On January 13, 1909 Winston Churchill accompanied by his wife Clementine visited Birmingham where he made a major speech to the Birmingham Liberal Club at a banquet held at the Grand Hotel. Prior to the banquet the Churchills attended a reception where they received gifts to mark their wedding that was held the previous September. Churchill, then serving as President of the Board of Trade in the Liberal government of Prime Minister Asquith, presided at the banquet which had 300 in attendance, including several other members of parliament.

As the dinner was progressing a woman, described as a young lady in a blue silk evening dress named Gladys Keevil, approached the head table and asked Churchill what the government intended to do about the vote for women. When the cabinet minister did not commit to extending the vote, Keevil said, “If you do not make a promise I must remain and protest.” At this juncture several stewards escorted her unwillingly from the room as she called out, “I have come too soon it appears, but I cannot help but protest against the action of the Liberal Government.”

In the speech, which was later published as “The Social Field” in his book Liberalism and the Social Problem, Churchill supported the social reforms he wished to introduce as President of the Board of Trade.
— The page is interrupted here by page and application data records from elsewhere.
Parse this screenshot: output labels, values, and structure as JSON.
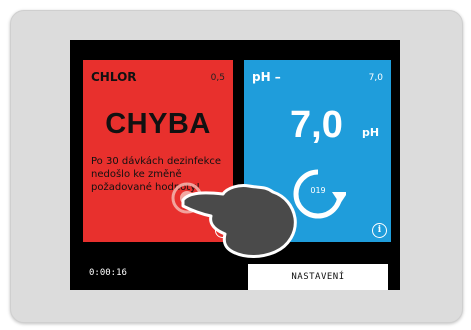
{
  "chlor_panel": {
    "title": "CHLOR",
    "setpoint": "0,5",
    "status": "CHYBA",
    "message": "Po 30 dávkách dezinfekce nedošlo ke změně požadované hodnoty!",
    "color": "#e8302d"
  },
  "ph_panel": {
    "title": "pH –",
    "setpoint": "7,0",
    "value": "7,0",
    "unit": "pH",
    "cycle_count": "019",
    "color": "#1f9ddb"
  },
  "info_icon": "i",
  "footer": {
    "timer": "0:00:16",
    "settings_label": "NASTAVENÍ"
  },
  "icons": [
    "info-icon",
    "refresh-cycle-icon",
    "tap-hand-icon"
  ]
}
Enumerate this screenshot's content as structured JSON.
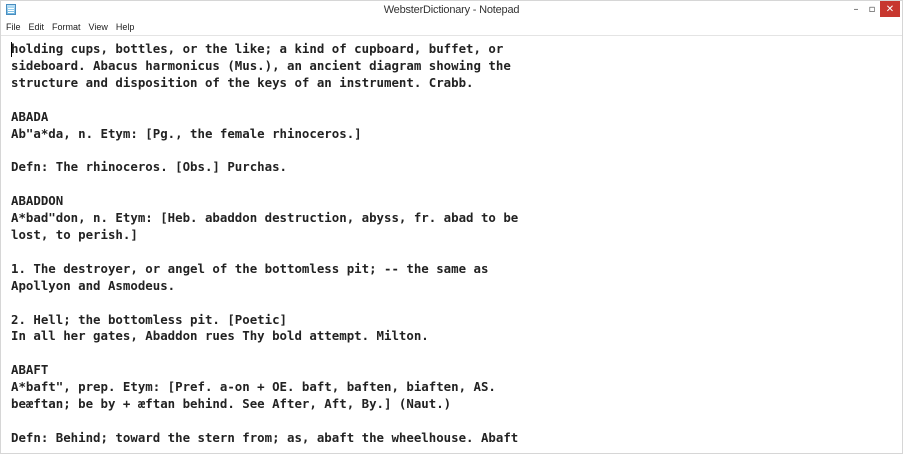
{
  "window": {
    "title": "WebsterDictionary - Notepad",
    "minimize_glyph": "–",
    "maximize_glyph": "▫",
    "close_glyph": "✕"
  },
  "menu": {
    "items": [
      "File",
      "Edit",
      "Format",
      "View",
      "Help"
    ]
  },
  "icons": {
    "app": "notepad-icon",
    "minimize": "minimize-icon",
    "maximize": "maximize-icon",
    "close": "close-icon"
  },
  "colors": {
    "close_button": "#c7372f",
    "text": "#222222"
  },
  "editor": {
    "content": "holding cups, bottles, or the like; a kind of cupboard, buffet, or\nsideboard. Abacus harmonicus (Mus.), an ancient diagram showing the\nstructure and disposition of the keys of an instrument. Crabb.\n\nABADA\nAb\"a*da, n. Etym: [Pg., the female rhinoceros.]\n\nDefn: The rhinoceros. [Obs.] Purchas.\n\nABADDON\nA*bad\"don, n. Etym: [Heb. abaddon destruction, abyss, fr. abad to be\nlost, to perish.]\n\n1. The destroyer, or angel of the bottomless pit; -- the same as\nApollyon and Asmodeus.\n\n2. Hell; the bottomless pit. [Poetic]\nIn all her gates, Abaddon rues Thy bold attempt. Milton.\n\nABAFT\nA*baft\", prep. Etym: [Pref. a-on + OE. baft, baften, biaften, AS.\nbeæftan; be by + æftan behind. See After, Aft, By.] (Naut.)\n\nDefn: Behind; toward the stern from; as, abaft the wheelhouse. Abaft"
  }
}
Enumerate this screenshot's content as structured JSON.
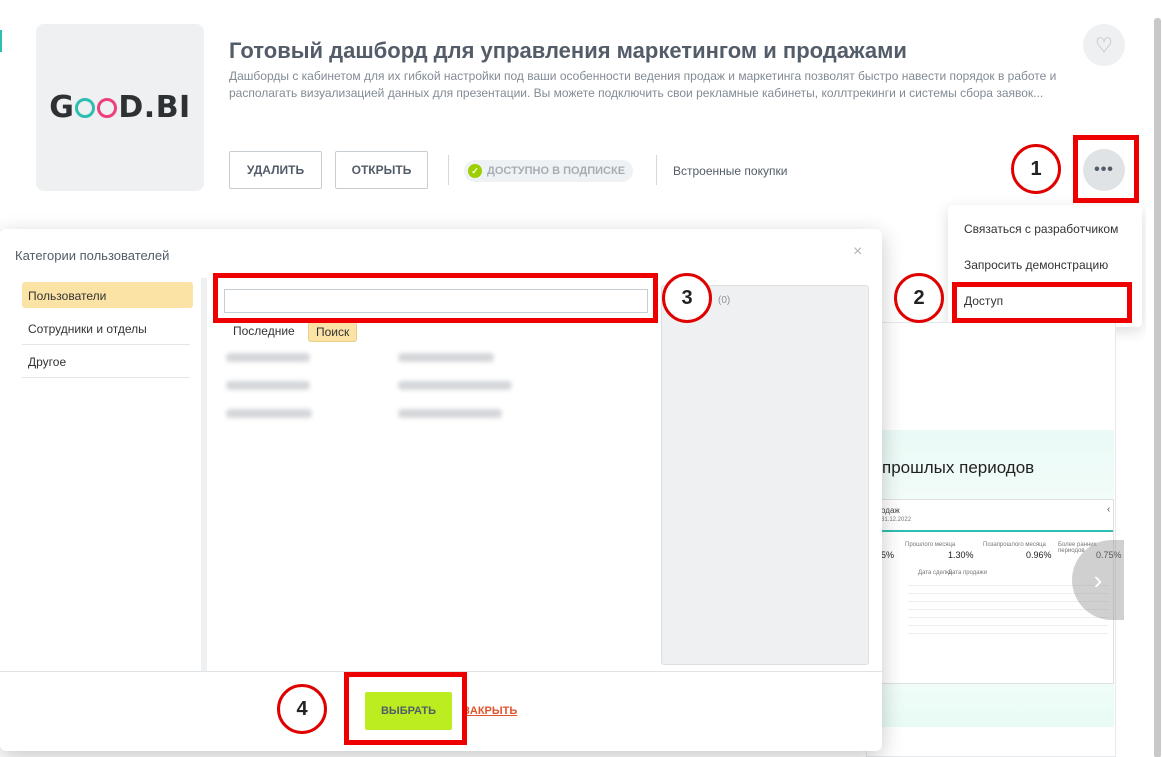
{
  "app": {
    "logo_text_left": "G",
    "logo_text_right": "D.BI",
    "title": "Готовый дашборд для управления маркетингом и продажами",
    "description": "Дашборды с кабинетом для их гибкой настройки под ваши особенности ведения продаж и маркетинга позволят быстро навести порядок в работе и располагать визуализацией данных для презентации. Вы можете подключить свои рекламные кабинеты, коллтрекинги и системы сбора заявок...",
    "delete_label": "УДАЛИТЬ",
    "open_label": "ОТКРЫТЬ",
    "subscription_badge": "ДОСТУПНО В ПОДПИСКЕ",
    "in_app_purchases": "Встроенные покупки",
    "more_icon": "•••"
  },
  "menu": {
    "items": [
      "Связаться с разработчиком",
      "Запросить демонстрацию",
      "Доступ"
    ]
  },
  "preview": {
    "heading": "прошлых периодов",
    "shot_title": "одаж",
    "shot_date": "31.12.2022",
    "metrics": [
      {
        "label": "Прошлого месяца",
        "value": "1.30%"
      },
      {
        "label": "Позапрошлого месяца",
        "value": "0.96%"
      },
      {
        "label": "Более ранних периодов",
        "value": "0.75%"
      }
    ],
    "left_value": "5%",
    "col_a": "Дата сделки",
    "col_b": "Дата продажи",
    "next_icon": "›"
  },
  "dialog": {
    "title": "Категории пользователей",
    "close_icon": "×",
    "categories": [
      "Пользователи",
      "Сотрудники и отделы",
      "Другое"
    ],
    "search_value": "",
    "tabs": [
      "Последние",
      "Поиск"
    ],
    "selected_count": "(0)",
    "choose_label": "ВЫБРАТЬ",
    "close_label": "ЗАКРЫТЬ"
  },
  "annotations": [
    "1",
    "2",
    "3",
    "4"
  ],
  "colors": {
    "accent_green": "#bbed21",
    "annotation_red": "#ee0000",
    "active_tab": "#fbe3a6",
    "link_red": "#e0532c"
  }
}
To cheers from the audience he resolutely supported the policies of the Liberal government and harshly criticized the actions of the House of Lords whose reform must be an issue at the next election.